Wednesday, December 23, 2015
The Massachusetts Supreme Judicial Court held that there was no actionable conflict of interest in a circumstance
when attorneys in different offices of the same law firm simultaneously represent business competitors in prosecuting patents on similar inventions, without informing them or obtaining their consent to the simultaneous representation...
We conclude that the simultaneous representation by a law firm in the prosecution of patents for two clients competing in the same technology area for similar inventions is not a per se violation of Mass. R. Prof. Conduct 1.7. We further conclude that based on the facts alleged in his complaint, Maling failed to state a claim for relief. Accordingly, we affirm the judgment of dismissal.
The plaintiff, Chris E. Maling, engaged the defendant law firm Finnegan, Henderson, Farabow, Garrett & Dunner, LLP (Finnegan), including the three individual attorneys named in this suit, to represent him in connection with the prosecution of patents for Maling's inventions for a new screwless eyeglass.
After obtaining his patents, Maling learned that Finnegan had been simultaneously representing another client that competed with Maling in the screwless eyeglass market. Maling then commenced this action, alleging harm under various legal theories resulting from Finnegan's failure to disclose the alleged conflict of interest.
The court reviewed and applied the "subject matter conflicts" doctrine and found that no conflict had been properly alleged
This court has not defined a minimum protocol for carrying out a conflict check in the area of patent practice, or any other area of law. However, no matter how complex such a protocol might be, law firms run significant risks, financial and reputational, if they do not avail themselves of a robust conflict system adequate to the nature of their practice. Although Maling's complaint does not plead an actionable violation of rule 1.7 sufficiently, the misuse of client confidences and the preferential treatment of the interests of one client, to the detriment of nearly identical interests of another, are serious matters that cannot be reconciled with the ethical obligations of our profession.
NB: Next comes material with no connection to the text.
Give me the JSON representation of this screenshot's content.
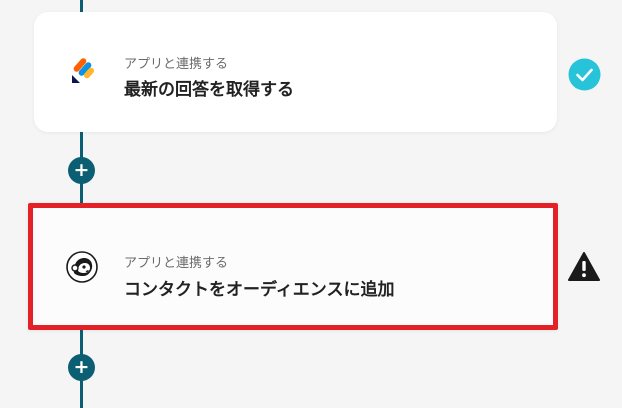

This is a potentially significant holding for patent attorneys. (Mike Frisch)